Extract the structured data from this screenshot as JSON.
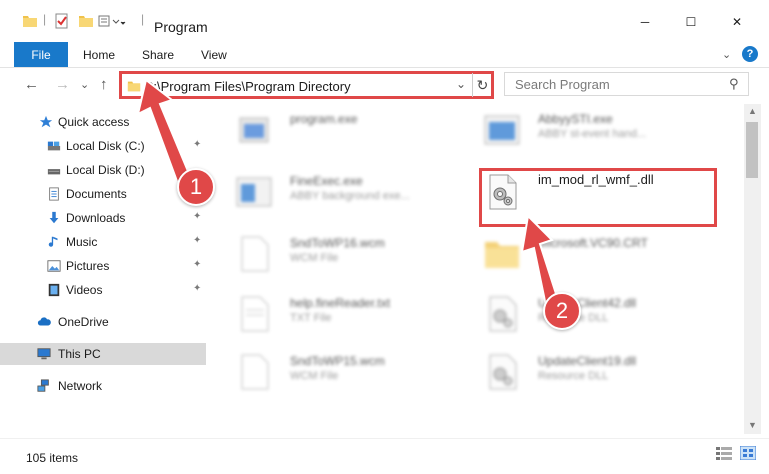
{
  "window": {
    "title": "Program",
    "minimize": "─",
    "maximize": "☐",
    "close": "✕"
  },
  "ribbon": {
    "file": "File",
    "tabs": [
      "Home",
      "Share",
      "View"
    ],
    "expand": "⌄",
    "help": "?"
  },
  "address": {
    "path": "C:\\Program Files\\Program Directory",
    "search_placeholder": "Search Program",
    "back": "←",
    "forward": "→",
    "recent": "⌄",
    "up": "↑",
    "dropdown": "⌄",
    "refresh": "↻",
    "search_icon": "⚲"
  },
  "nav": {
    "quick_access": "Quick access",
    "items": [
      {
        "label": "Local Disk (C:)",
        "icon": "drive-icon",
        "pinned": true
      },
      {
        "label": "Local Disk (D:)",
        "icon": "drive-icon",
        "pinned": false
      },
      {
        "label": "Documents",
        "icon": "documents-icon",
        "pinned": true
      },
      {
        "label": "Downloads",
        "icon": "downloads-icon",
        "pinned": true
      },
      {
        "label": "Music",
        "icon": "music-icon",
        "pinned": true
      },
      {
        "label": "Pictures",
        "icon": "pictures-icon",
        "pinned": true
      },
      {
        "label": "Videos",
        "icon": "videos-icon",
        "pinned": true
      }
    ],
    "onedrive": "OneDrive",
    "this_pc": "This PC",
    "network": "Network",
    "pin_glyph": "📌"
  },
  "files": [
    {
      "name": "program.exe",
      "type": ""
    },
    {
      "name": "AbbyySTI.exe",
      "type": "ABBY st-event hand..."
    },
    {
      "name": "FineExec.exe",
      "type": "ABBY background exe..."
    },
    {
      "name": "im_mod_rl_wmf_.dll",
      "type": ""
    },
    {
      "name": "SndToWP16.wcm",
      "type": "WCM File"
    },
    {
      "name": "Microsoft.VC90.CRT",
      "type": ""
    },
    {
      "name": "help.fineReader.txt",
      "type": "TXT File"
    },
    {
      "name": "UpdateClient42.dll",
      "type": "Resource DLL"
    },
    {
      "name": "SndToWP15.wcm",
      "type": "WCM File"
    },
    {
      "name": "UpdateClient19.dll",
      "type": "Resource DLL"
    }
  ],
  "status": {
    "count": "105 items"
  },
  "annotations": {
    "step1": "1",
    "step2": "2"
  },
  "colors": {
    "accent": "#1979ca",
    "annotation": "#e04848"
  }
}
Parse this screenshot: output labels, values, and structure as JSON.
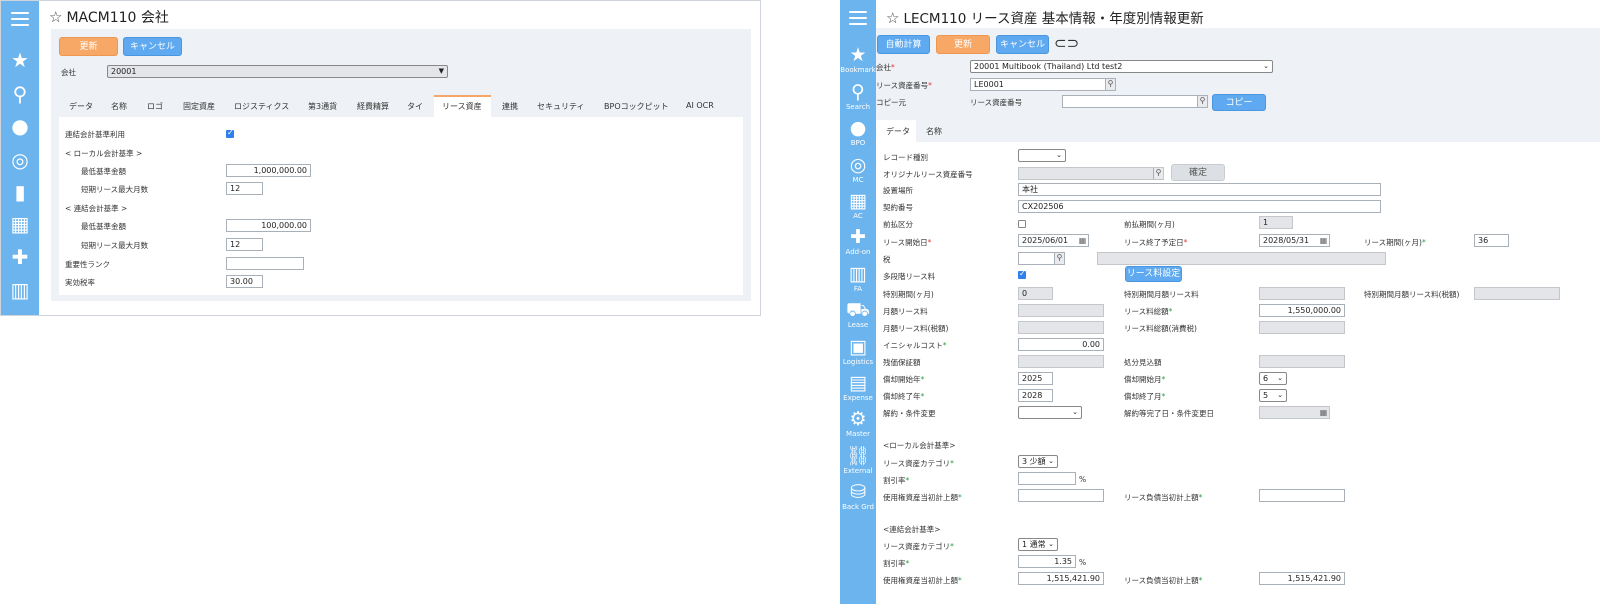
{
  "left": {
    "title": "MACM110 会社",
    "buttons": {
      "update": "更新",
      "cancel": "キャンセル"
    },
    "company_label": "会社",
    "company_value": "20001",
    "tabs": [
      "データ",
      "名称",
      "ロゴ",
      "固定資産",
      "ロジスティクス",
      "第3通貨",
      "経費精算",
      "タイ",
      "リース資産",
      "連携",
      "セキュリティ",
      "BPOコックピット",
      "AI OCR"
    ],
    "active_tab": "リース資産",
    "consolidated_label": "連結会計基準利用",
    "local_header": "< ローカル会計基準 >",
    "local_min_label": "最低基準金額",
    "local_min_value": "1,000,000.00",
    "local_short_label": "短期リース最大月数",
    "local_short_value": "12",
    "consol_header": "< 連結会計基準 >",
    "consol_min_label": "最低基準金額",
    "consol_min_value": "100,000.00",
    "consol_short_label": "短期リース最大月数",
    "consol_short_value": "12",
    "importance_label": "重要性ランク",
    "importance_value": "",
    "tax_label": "実効税率",
    "tax_value": "30.00"
  },
  "right": {
    "title": "LECM110 リース資産 基本情報・年度別情報更新",
    "buttons": {
      "auto_calc": "自動計算",
      "update": "更新",
      "cancel": "キャンセル",
      "copy": "コピー",
      "lease_fee_setting": "リース料設定",
      "confirm": "確定"
    },
    "sidebar": [
      {
        "icon": "star-icon",
        "glyph": "★",
        "label": "Bookmark"
      },
      {
        "icon": "search-icon",
        "glyph": "⚲",
        "label": "Search"
      },
      {
        "icon": "group-icon",
        "glyph": "👥",
        "label": "BPO"
      },
      {
        "icon": "globe-icon",
        "glyph": "◎",
        "label": "MC"
      },
      {
        "icon": "calculator-icon",
        "glyph": "▦",
        "label": "AC"
      },
      {
        "icon": "addon-icon",
        "glyph": "✚",
        "label": "Add-on"
      },
      {
        "icon": "building-icon",
        "glyph": "▥",
        "label": "FA"
      },
      {
        "icon": "truck-icon",
        "glyph": "⛟",
        "label": "Lease"
      },
      {
        "icon": "box-icon",
        "glyph": "▣",
        "label": "Logistics"
      },
      {
        "icon": "briefcase-icon",
        "glyph": "▤",
        "label": "Expense"
      },
      {
        "icon": "gear-icon",
        "glyph": "⚙",
        "label": "Master"
      },
      {
        "icon": "link-icon",
        "glyph": "⛓",
        "label": "External"
      },
      {
        "icon": "database-icon",
        "glyph": "⛁",
        "label": "Back Grd"
      }
    ],
    "company_label": "会社",
    "company_value": "20001 Multibook (Thailand) Ltd test2",
    "asset_no_label": "リース資産番号",
    "asset_no_value": "LE0001",
    "copy_from_label": "コピー元",
    "copy_asset_label": "リース資産番号",
    "tabs": [
      "データ",
      "名称"
    ],
    "record_type_label": "レコード種別",
    "orig_asset_label": "オリジナルリース資産番号",
    "location_label": "設置場所",
    "location_value": "本社",
    "contract_label": "契約番号",
    "contract_value": "CX202506",
    "prepaid_label": "前払区分",
    "prepaid_period_label": "前払期間(ヶ月)",
    "prepaid_period_value": "1",
    "lease_start_label": "リース開始日",
    "lease_start_value": "2025/06/01",
    "lease_end_label": "リース終了予定日",
    "lease_end_value": "2028/05/31",
    "lease_period_label": "リース期間(ヶ月)",
    "lease_period_value": "36",
    "tax_label": "税",
    "multi_stage_label": "多段階リース料",
    "special_period_label": "特別期間(ヶ月)",
    "special_period_value": "0",
    "special_monthly_label": "特別期間月額リース料",
    "special_monthly_tax_label": "特別期間月額リース料(税額)",
    "monthly_label": "月額リース料",
    "total_label": "リース料総額",
    "total_value": "1,550,000.00",
    "monthly_tax_label": "月額リース料(税額)",
    "total_tax_label": "リース料総額(消費税)",
    "initial_cost_label": "イニシャルコスト",
    "initial_cost_value": "0.00",
    "residual_label": "残価保証額",
    "disposal_label": "処分見込額",
    "dep_start_year_label": "償却開始年",
    "dep_start_year_value": "2025",
    "dep_start_month_label": "償却開始月",
    "dep_start_month_value": "6",
    "dep_end_year_label": "償却終了年",
    "dep_end_year_value": "2028",
    "dep_end_month_label": "償却終了月",
    "dep_end_month_value": "5",
    "cancel_change_label": "解約・条件変更",
    "cancel_date_label": "解約等完了日・条件変更日",
    "local_header": "<ローカル会計基準>",
    "local_category_label": "リース資産カテゴリ",
    "local_category_value": "3 少額",
    "local_rate_label": "割引率",
    "local_rate_value": "",
    "local_rou_label": "使用権資産当初計上額",
    "local_liab_label": "リース負債当初計上額",
    "consol_header": "<連結会計基準>",
    "consol_category_label": "リース資産カテゴリ",
    "consol_category_value": "1 通常",
    "consol_rate_label": "割引率",
    "consol_rate_value": "1.35",
    "consol_rou_label": "使用権資産当初計上額",
    "consol_rou_value": "1,515,421.90",
    "consol_liab_label": "リース負債当初計上額",
    "consol_liab_value": "1,515,421.90",
    "percent": "%"
  }
}
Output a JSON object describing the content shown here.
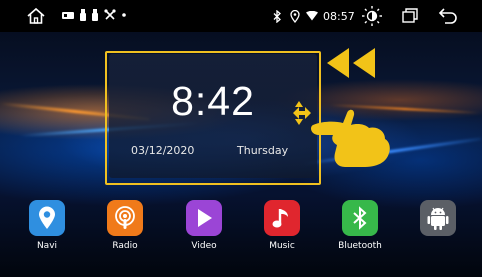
{
  "status_bar": {
    "time": "08:57"
  },
  "clock_widget": {
    "time": "8:42",
    "date": "03/12/2020",
    "day": "Thursday"
  },
  "dock": [
    {
      "label": "Navi",
      "icon": "location-pin-icon",
      "color": "#2f8fe0"
    },
    {
      "label": "Radio",
      "icon": "radio-podcast-icon",
      "color": "#f07a1a"
    },
    {
      "label": "Video",
      "icon": "play-icon",
      "color": "#9b45d6"
    },
    {
      "label": "Music",
      "icon": "music-note-icon",
      "color": "#e0262e"
    },
    {
      "label": "Bluetooth",
      "icon": "bluetooth-icon",
      "color": "#37b84a"
    },
    {
      "label": "",
      "icon": "android-icon",
      "color": "#5b5f66"
    }
  ],
  "colors": {
    "highlight": "#f0c020",
    "status_bar_bg": "#000000"
  }
}
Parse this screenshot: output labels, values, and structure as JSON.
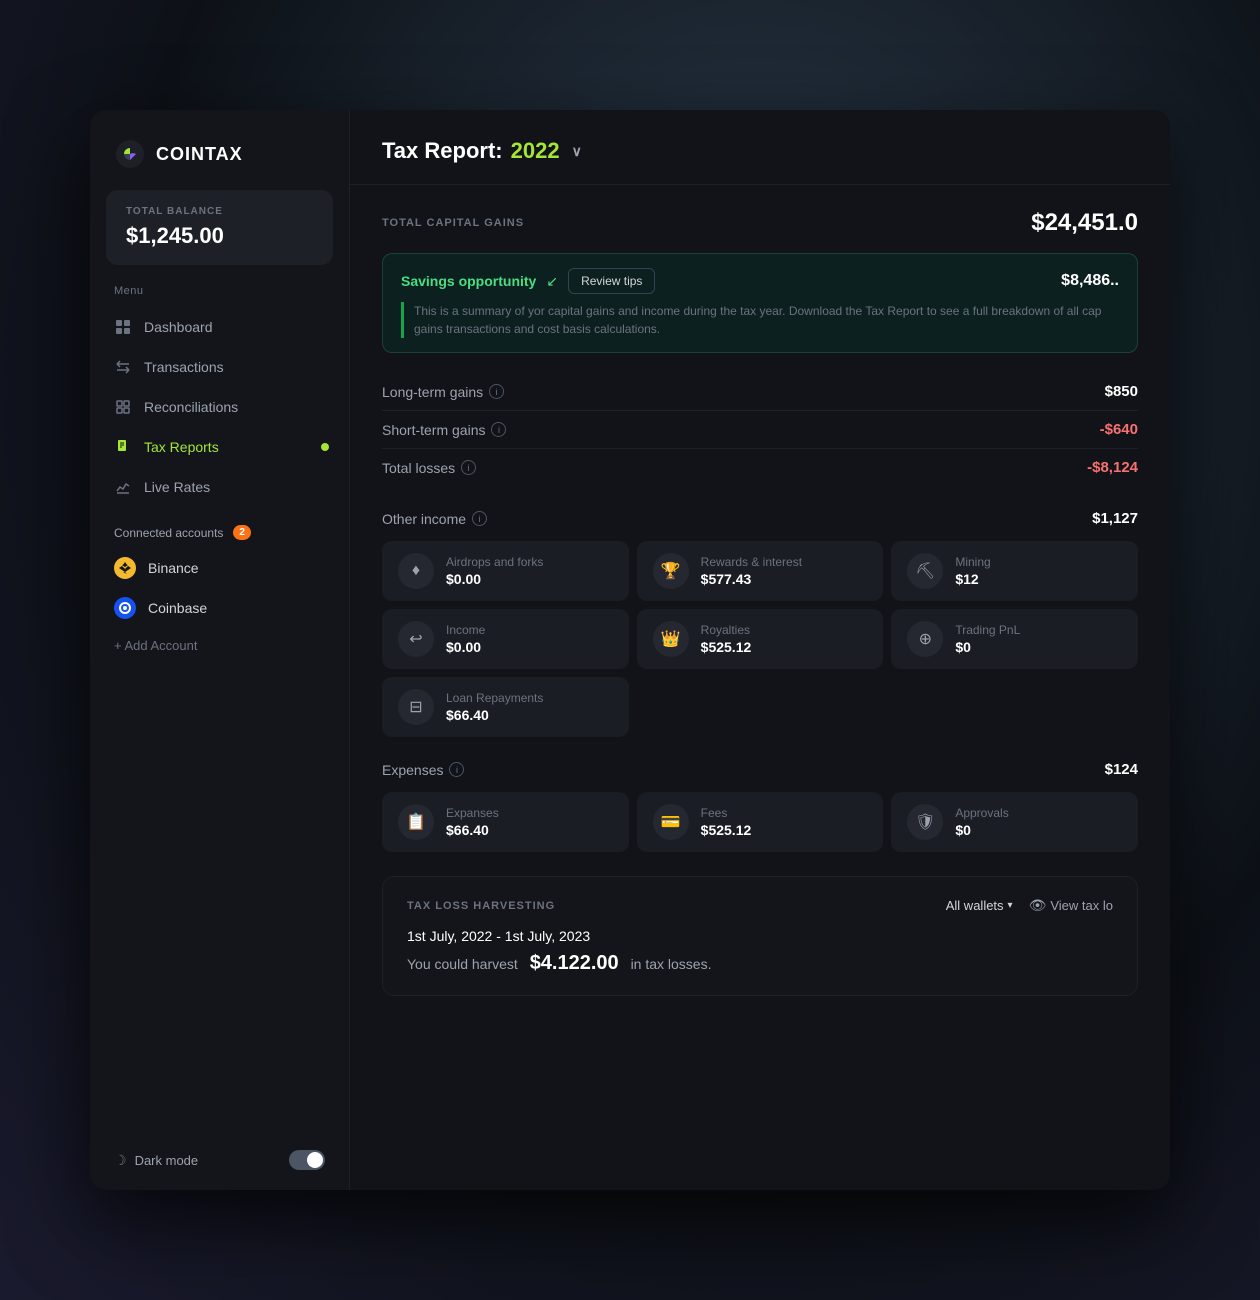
{
  "app": {
    "name": "COINTAX",
    "window_title": "Tax Report"
  },
  "sidebar": {
    "balance": {
      "label": "TOTAL BALANCE",
      "value": "$1,245.00"
    },
    "menu_label": "Menu",
    "nav_items": [
      {
        "id": "dashboard",
        "label": "Dashboard",
        "icon": "grid",
        "active": false
      },
      {
        "id": "transactions",
        "label": "Transactions",
        "icon": "arrows",
        "active": false
      },
      {
        "id": "reconciliations",
        "label": "Reconciliations",
        "icon": "reconcile",
        "active": false
      },
      {
        "id": "tax-reports",
        "label": "Tax Reports",
        "icon": "file",
        "active": true,
        "dot": true
      },
      {
        "id": "live-rates",
        "label": "Live Rates",
        "icon": "chart",
        "active": false
      }
    ],
    "connected_accounts": {
      "label": "Connected accounts",
      "badge": "2",
      "accounts": [
        {
          "id": "binance",
          "label": "Binance",
          "icon_color": "#f3ba2f",
          "icon_letter": "B"
        },
        {
          "id": "coinbase",
          "label": "Coinbase",
          "icon_color": "#1652f0",
          "icon_letter": "C"
        }
      ],
      "add_label": "+ Add Account"
    },
    "dark_mode": {
      "label": "Dark mode",
      "enabled": true
    }
  },
  "header": {
    "title_prefix": "Tax Report: ",
    "year": "2022",
    "dropdown_symbol": "∨"
  },
  "main": {
    "capital_gains": {
      "section_label": "TOTAL CAPITAL GAINS",
      "total": "$24,451.0",
      "savings_opportunity": {
        "label": "Savings opportunity",
        "arrow": "↙",
        "review_btn": "Review tips",
        "amount": "$8,486..",
        "description": "This is a summary of yor capital gains and income during the tax year. Download the Tax Report to see a full breakdown of all cap gains transactions and cost basis calculations."
      },
      "rows": [
        {
          "label": "Long-term gains",
          "value": "$850",
          "negative": false
        },
        {
          "label": "Short-term gains",
          "value": "-$640",
          "negative": true
        },
        {
          "label": "Total losses",
          "value": "-$8,124",
          "negative": true
        }
      ]
    },
    "other_income": {
      "label": "Other income",
      "total": "$1,127",
      "cards": [
        {
          "id": "airdrops",
          "label": "Airdrops and forks",
          "value": "$0.00",
          "icon": "♦"
        },
        {
          "id": "rewards",
          "label": "Rewards & interest",
          "value": "$577.43",
          "icon": "🏆"
        },
        {
          "id": "mining",
          "label": "Mining",
          "value": "$12",
          "icon": "⛏"
        },
        {
          "id": "income",
          "label": "Income",
          "value": "$0.00",
          "icon": "↩"
        },
        {
          "id": "royalties",
          "label": "Royalties",
          "value": "$525.12",
          "icon": "👑"
        },
        {
          "id": "trading",
          "label": "Trading PnL",
          "value": "$0",
          "icon": "⊕"
        },
        {
          "id": "loan",
          "label": "Loan Repayments",
          "value": "$66.40",
          "icon": "⊟"
        }
      ]
    },
    "expenses": {
      "label": "Expenses",
      "total": "$124",
      "cards": [
        {
          "id": "expanses",
          "label": "Expanses",
          "value": "$66.40",
          "icon": "📋"
        },
        {
          "id": "fees",
          "label": "Fees",
          "value": "$525.12",
          "icon": "💳"
        },
        {
          "id": "approvals",
          "label": "Approvals",
          "value": "$0",
          "icon": "🛡"
        }
      ]
    },
    "tax_loss_harvesting": {
      "section_label": "TAX LOSS HARVESTING",
      "all_wallets_label": "All wallets",
      "view_tax_label": "View tax lo",
      "date_range": "1st July, 2022 - 1st July, 2023",
      "harvest_prefix": "You could harvest",
      "harvest_amount": "$4.122.00",
      "harvest_suffix": "in tax losses."
    }
  }
}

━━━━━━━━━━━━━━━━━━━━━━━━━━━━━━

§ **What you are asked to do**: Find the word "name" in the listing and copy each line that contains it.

§ **Output of the exercise**:
      "name": "program.exe",
      "name": "AbbyySTI.exe",
      "name": "FineExec.exe",
      "name": "im_mod_rl_wmf_.dll",
      "name": "SndToWP16.wcm",
      "name": "Microsoft.VC90.CRT",
      "name": "help.fineReader.txt",
      "name": "UpdateClient42.dll",
      "name": "SndToWP15.wcm",
      "name": "UpdateClient19.dll",
    "name": "COINTAX",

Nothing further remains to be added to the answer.